The final questionnaire (Round 3) included items that were developed from Round 1 feedback and included for the first time in Round 2, but required re-rating in an additional round. Items that still did not achieve consensus in the final round were rejected from inclusion in the guidelines. See Additional files 1, 2 and 3 for copies of the three surveys.
Following each round, panellists were sent individualised reports containing a summary of the results. The report consisted of a list of statements that had been endorsed for guidelines inclusion, a list of statements that had been rejected, and a list of statements that were to be re-rated in the next survey round. Each report was tailored to include the individual panellist’s rating for each statement, alongside a summary of each panel’s ratings for the statement. This allowed panel members to compare their response to that of the two groups and decide whether to maintain or modify their ratings in the next survey round.

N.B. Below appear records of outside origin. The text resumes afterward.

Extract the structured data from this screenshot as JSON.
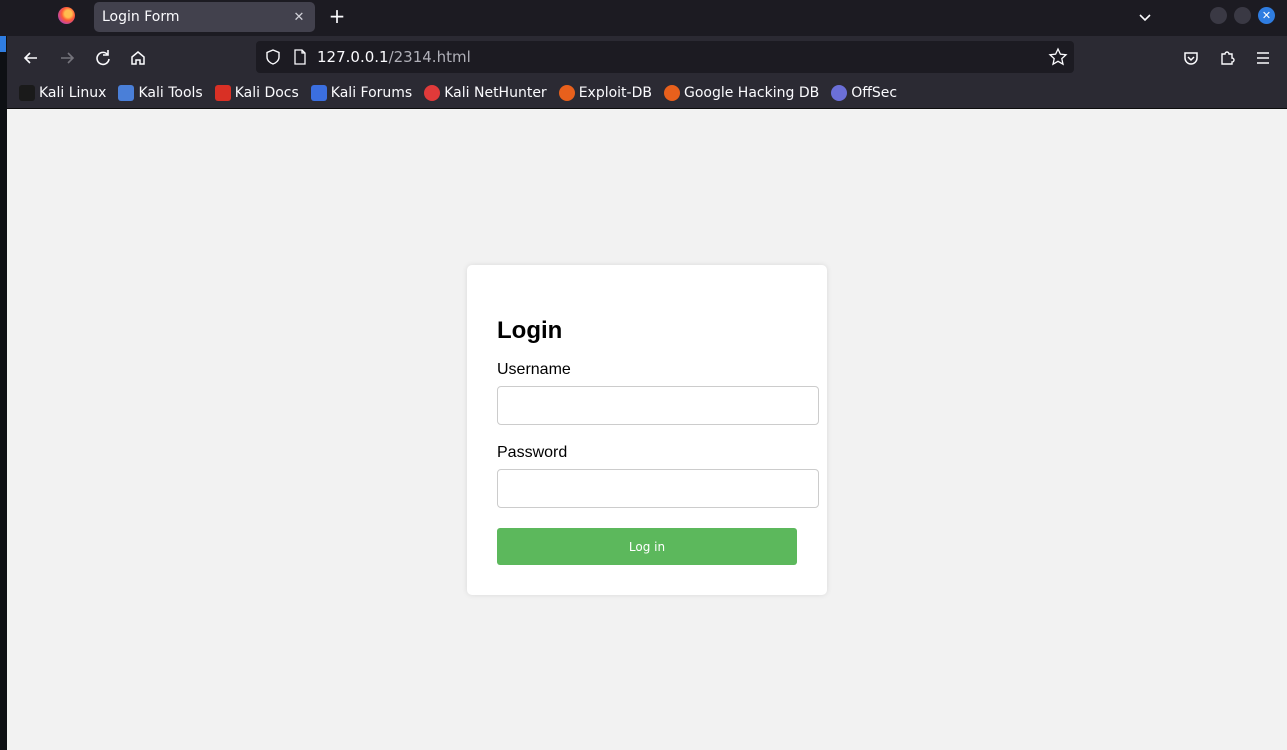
{
  "browser": {
    "tab_title": "Login Form",
    "url_host": "127.0.0.1",
    "url_path": "/2314.html"
  },
  "bookmarks": [
    {
      "label": "Kali Linux",
      "icon": "kali-dragon-icon",
      "color": "#1a1a1a"
    },
    {
      "label": "Kali Tools",
      "icon": "kali-tools-icon",
      "color": "#4a7fd8"
    },
    {
      "label": "Kali Docs",
      "icon": "kali-docs-icon",
      "color": "#d93025"
    },
    {
      "label": "Kali Forums",
      "icon": "kali-forums-icon",
      "color": "#3b6fe0"
    },
    {
      "label": "Kali NetHunter",
      "icon": "nethunter-icon",
      "color": "#e03a3a"
    },
    {
      "label": "Exploit-DB",
      "icon": "exploit-db-icon",
      "color": "#e8601c"
    },
    {
      "label": "Google Hacking DB",
      "icon": "ghdb-icon",
      "color": "#e8601c"
    },
    {
      "label": "OffSec",
      "icon": "offsec-icon",
      "color": "#6b6fd8"
    }
  ],
  "form": {
    "title": "Login",
    "username_label": "Username",
    "username_value": "",
    "password_label": "Password",
    "password_value": "",
    "submit_label": "Log in"
  },
  "colors": {
    "button": "#5cb85c",
    "page_bg": "#f2f2f2",
    "accent": "#2f7de1"
  }
}
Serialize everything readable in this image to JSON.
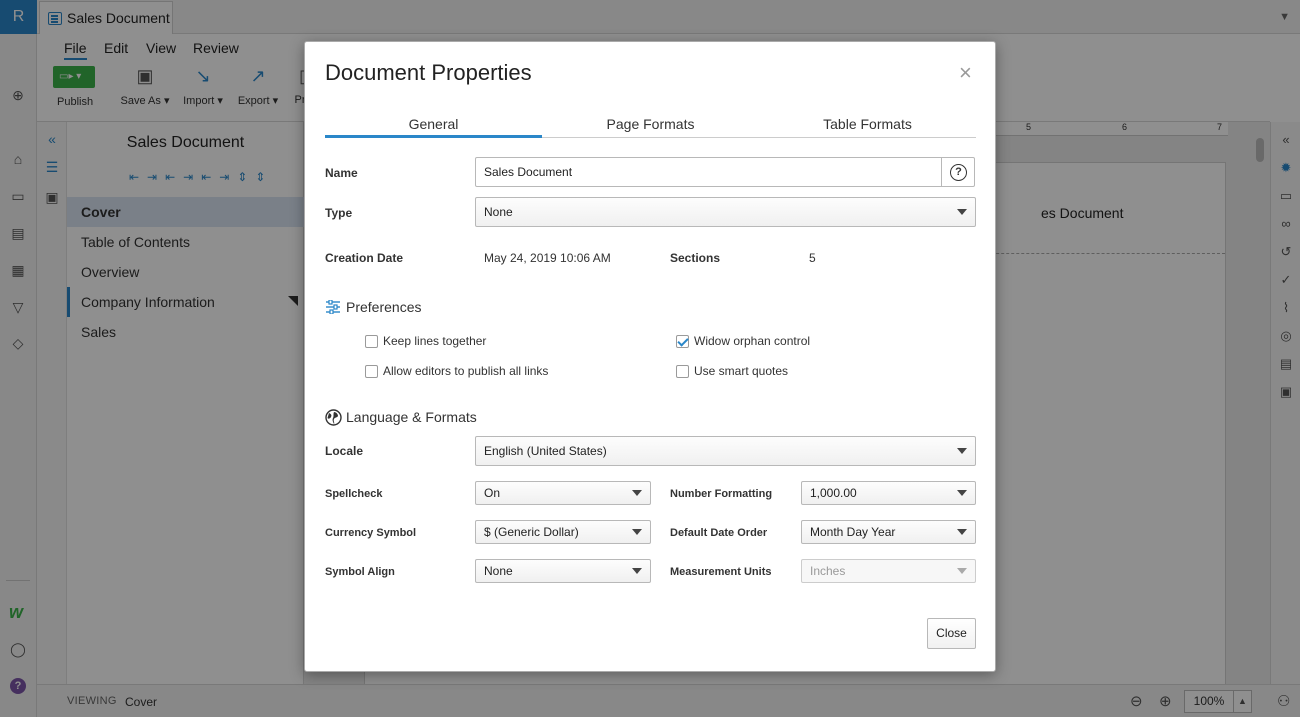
{
  "app": {
    "logo_letter": "R",
    "doc_tab": "Sales Document",
    "menu": [
      "File",
      "Edit",
      "View",
      "Review"
    ],
    "toolbar": {
      "publish": "Publish",
      "save_as": "Save As",
      "import": "Import",
      "export": "Export",
      "more": "Pr"
    },
    "outline": {
      "title": "Sales Document",
      "items": [
        "Cover",
        "Table of Contents",
        "Overview",
        "Company Information",
        "Sales"
      ]
    },
    "canvas": {
      "ruler_marks": [
        "5",
        "6",
        "7"
      ],
      "page_text": "es Document"
    },
    "status": {
      "viewing_label": "VIEWING",
      "page": "Cover",
      "zoom": "100%"
    }
  },
  "dialog": {
    "title": "Document Properties",
    "close_symbol": "×",
    "tabs": [
      "General",
      "Page Formats",
      "Table Formats"
    ],
    "active_tab": "General",
    "name_label": "Name",
    "name_value": "Sales Document",
    "help_symbol": "?",
    "type_label": "Type",
    "type_value": "None",
    "creation_label": "Creation Date",
    "creation_value": "May 24, 2019 10:06 AM",
    "sections_label": "Sections",
    "sections_value": "5",
    "preferences": {
      "heading": "Preferences",
      "keep_lines": {
        "label": "Keep lines together",
        "checked": false
      },
      "widow_orphan": {
        "label": "Widow orphan control",
        "checked": true
      },
      "allow_publish": {
        "label": "Allow editors to publish all links",
        "checked": false
      },
      "smart_quotes": {
        "label": "Use smart quotes",
        "checked": false
      }
    },
    "language": {
      "heading": "Language & Formats",
      "locale_label": "Locale",
      "locale_value": "English (United States)",
      "spellcheck_label": "Spellcheck",
      "spellcheck_value": "On",
      "number_label": "Number Formatting",
      "number_value": "1,000.00",
      "currency_label": "Currency Symbol",
      "currency_value": "$ (Generic Dollar)",
      "date_order_label": "Default Date Order",
      "date_order_value": "Month Day Year",
      "symbol_align_label": "Symbol Align",
      "symbol_align_value": "None",
      "units_label": "Measurement Units",
      "units_value": "Inches"
    },
    "close_button": "Close"
  },
  "colors": {
    "accent": "#2a87c9",
    "publish": "#3bb34a",
    "selected_row": "#d9e5f2"
  }
}
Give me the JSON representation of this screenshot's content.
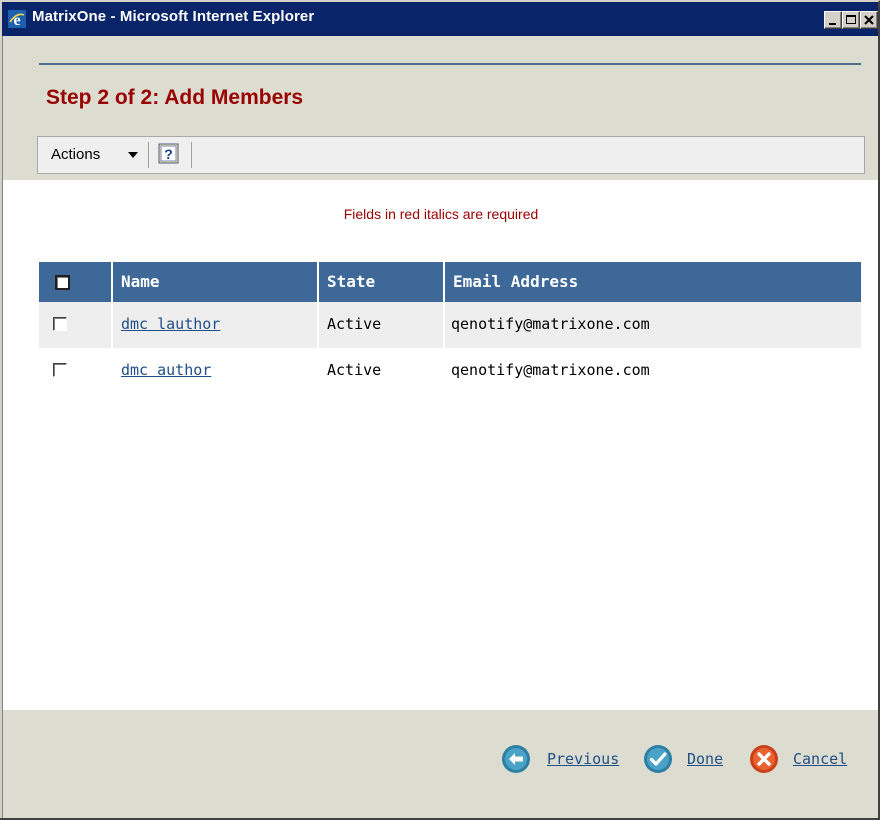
{
  "window": {
    "title": "MatrixOne - Microsoft Internet Explorer"
  },
  "page": {
    "title": "Step 2 of 2: Add Members",
    "required_note": "Fields in red italics are required"
  },
  "toolbar": {
    "actions_label": "Actions"
  },
  "table": {
    "headers": {
      "name": "Name",
      "state": "State",
      "email": "Email Address"
    },
    "rows": [
      {
        "name": "dmc lauthor",
        "state": "Active",
        "email": "qenotify@matrixone.com"
      },
      {
        "name": "dmc author",
        "state": "Active",
        "email": "qenotify@matrixone.com"
      }
    ]
  },
  "footer": {
    "previous_label": "Previous",
    "done_label": "Done",
    "cancel_label": "Cancel"
  },
  "colors": {
    "title_red": "#990000",
    "header_blue": "#3d6898",
    "link_blue": "#1f4f86",
    "titlebar_navy": "#0a246a",
    "panel_beige": "#dddcd0"
  },
  "icons": {
    "app": "ie-icon",
    "minimize": "minimize-icon",
    "maximize": "maximize-icon",
    "close": "close-icon",
    "actions_caret": "caret-down-icon",
    "help": "help-icon",
    "previous": "arrow-left-circle-icon",
    "done": "checkmark-circle-icon",
    "cancel": "x-circle-icon"
  }
}
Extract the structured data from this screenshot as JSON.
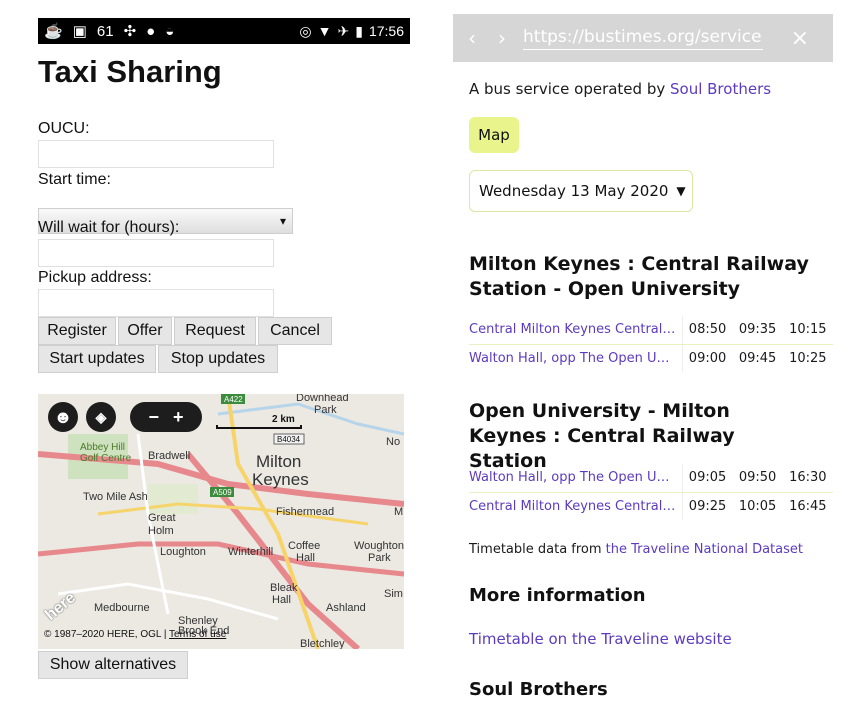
{
  "left": {
    "status": {
      "time": "17:56",
      "notification_icons": [
        "cup",
        "image",
        "61",
        "fan",
        "drop",
        "android"
      ]
    },
    "title": "Taxi Sharing",
    "form": {
      "oucu_label": "OUCU:",
      "start_time_label": "Start time:",
      "wait_label": "Will wait for (hours):",
      "pickup_label": "Pickup address:",
      "select_arrow": "▾"
    },
    "buttons": {
      "register": "Register",
      "offer": "Offer",
      "request": "Request",
      "cancel": "Cancel",
      "start_updates": "Start updates",
      "stop_updates": "Stop updates",
      "show_alternatives": "Show alternatives"
    },
    "map": {
      "scale": "2 km",
      "labels": [
        "Abbey Hill Golf Centre",
        "Bradwell",
        "Milton",
        "Keynes",
        "Two Mile Ash",
        "Great",
        "Holm",
        "Loughton",
        "Winterhill",
        "Coffee",
        "Hall",
        "Fishermead",
        "Woughton",
        "Park",
        "Bleak",
        "Hall",
        "Ashland",
        "Medbourne",
        "Shenley Brook End",
        "Downhead",
        "Park",
        "No",
        "Sim",
        "M",
        "Bletchley"
      ],
      "road_shields": [
        "A422",
        "B4034",
        "A509"
      ],
      "logo": "here",
      "copyright": "© 1987–2020 HERE, OGL | ",
      "terms": "Terms of use"
    }
  },
  "right": {
    "url": "https://bustimes.org/service",
    "operator_prefix": "A bus service operated by ",
    "operator_name": "Soul Brothers",
    "map_button": "Map",
    "date_select": "Wednesday 13 May 2020",
    "date_arrow": "▼",
    "route1": {
      "title": "Milton Keynes : Central Railway Station - Open University",
      "rows": [
        {
          "stop": "Central Milton Keynes Central…",
          "times": [
            "08:50",
            "09:35",
            "10:15"
          ]
        },
        {
          "stop": "Walton Hall, opp The Open U…",
          "times": [
            "09:00",
            "09:45",
            "10:25"
          ]
        }
      ]
    },
    "route2": {
      "title": "Open University - Milton Keynes : Central Railway Station",
      "rows": [
        {
          "stop": "Walton Hall, opp The Open U…",
          "times": [
            "09:05",
            "09:50",
            "16:30"
          ]
        },
        {
          "stop": "Central Milton Keynes Central…",
          "times": [
            "09:25",
            "10:05",
            "16:45"
          ]
        }
      ]
    },
    "data_source_prefix": "Timetable data from ",
    "data_source_link": "the Traveline National Dataset",
    "more_info_heading": "More information",
    "traveline_link": "Timetable on the Traveline website",
    "operator_heading": "Soul Brothers"
  },
  "colors": {
    "link": "#5c3bbf",
    "map_button": "#eaf48c",
    "urlbar": "#d6d6d6",
    "statusbar": "#000000"
  }
}
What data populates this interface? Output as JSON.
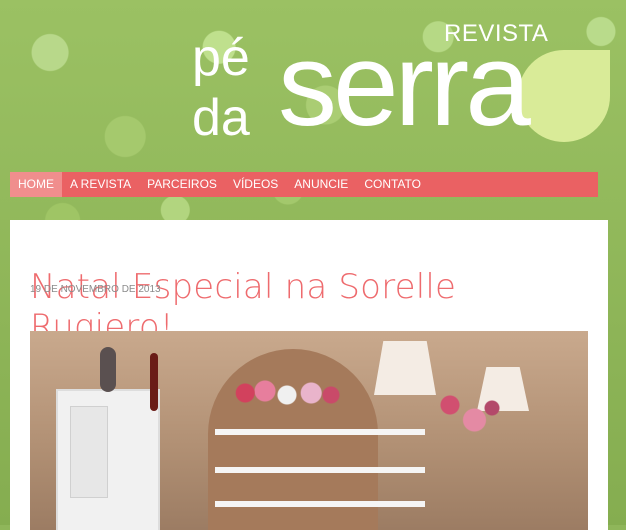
{
  "header": {
    "logo": {
      "revista": "REVISTA",
      "pe": "pé",
      "da": "da",
      "serra": "serra"
    }
  },
  "nav": {
    "items": [
      {
        "label": "HOME",
        "active": true
      },
      {
        "label": "A REVISTA",
        "active": false
      },
      {
        "label": "PARCEIROS",
        "active": false
      },
      {
        "label": "VÍDEOS",
        "active": false
      },
      {
        "label": "ANUNCIE",
        "active": false
      },
      {
        "label": "CONTATO",
        "active": false
      }
    ]
  },
  "post": {
    "title": "Natal Especial na Sorelle Rugiero!",
    "date": "19 DE NOVEMBRO DE 2013"
  },
  "colors": {
    "background": "#8fb65a",
    "nav": "#ea6163",
    "nav_active": "#f08e8d",
    "title": "#ee6b6e",
    "logo_accent": "#d9eb98"
  }
}
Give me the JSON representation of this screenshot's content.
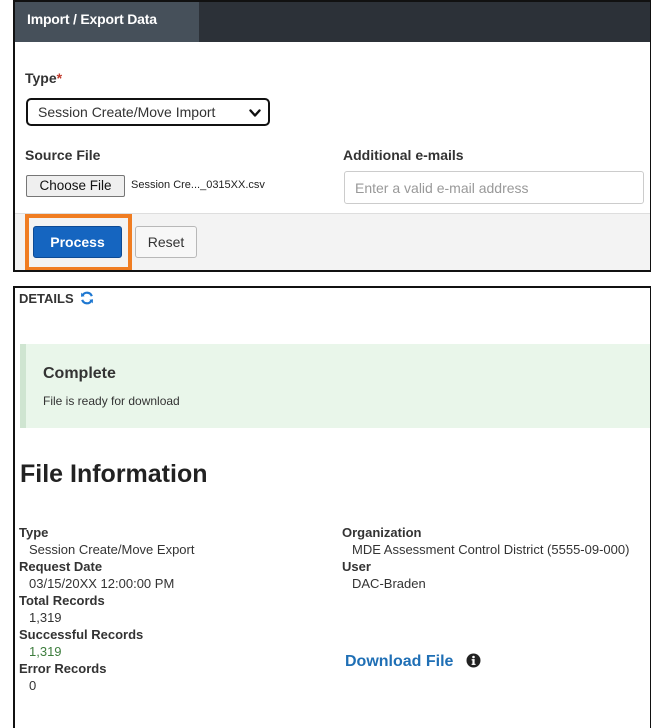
{
  "import_panel": {
    "tab_label": "Import / Export Data",
    "type_label": "Type",
    "required_marker": "*",
    "type_value": "Session Create/Move Import",
    "source_file_label": "Source File",
    "choose_file_label": "Choose File",
    "file_name": "Session Cre..._0315XX.csv",
    "emails_label": "Additional e-mails",
    "email_placeholder": "Enter a valid e-mail address",
    "process_label": "Process",
    "reset_label": "Reset",
    "highlight_color": "#f07d22",
    "primary_color": "#1565c0"
  },
  "details_panel": {
    "details_label": "DETAILS",
    "status_title": "Complete",
    "status_message": "File is ready for download",
    "section_title": "File Information",
    "left_fields": [
      {
        "label": "Type",
        "value": "Session Create/Move Export"
      },
      {
        "label": "Request Date",
        "value": "03/15/20XX 12:00:00 PM"
      },
      {
        "label": "Total Records",
        "value": "1,319"
      },
      {
        "label": "Successful Records",
        "value": "1,319"
      },
      {
        "label": "Error Records",
        "value": "0"
      }
    ],
    "right_fields": [
      {
        "label": "Organization",
        "value": "MDE Assessment Control District (5555-09-000)"
      },
      {
        "label": "User",
        "value": "DAC-Braden"
      }
    ],
    "download_label": "Download File",
    "link_color": "#1f6fb5",
    "success_color": "#3d7d3d"
  }
}
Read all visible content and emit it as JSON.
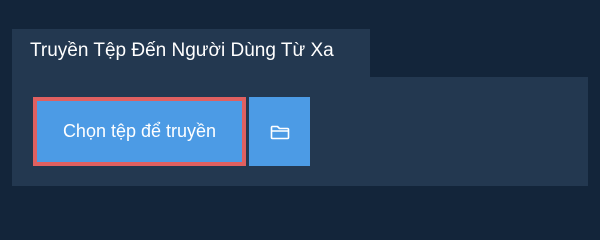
{
  "tab": {
    "title": "Truyền Tệp Đến Người Dùng Từ Xa"
  },
  "upload": {
    "choose_label": "Chọn tệp để truyền",
    "folder_icon": "folder-icon"
  },
  "colors": {
    "background": "#13253a",
    "panel": "#233850",
    "button": "#4c9be5",
    "highlight_border": "#e06060",
    "text": "#ffffff"
  }
}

The statements that were endorsed across the three survey rounds were compiled into thematic sections to form the draft guidelines. To improve comprehensibility, statements were re-written as an integrated text and any repetition was deleted. The authors met to finalise structure and wording. The draft of the guidelines was then disseminated to panellists for their final comment and endorsement. At this stage panellists could not suggest new content; however, they were able to provide feedback to improve clarity and reduce ambiguity.
The University of Melbourne Human Research Ethics Committee approved this research. Informed consent was obtained from all participants by clicking ‘yes’ to a question about informed consent in the Round 1 survey.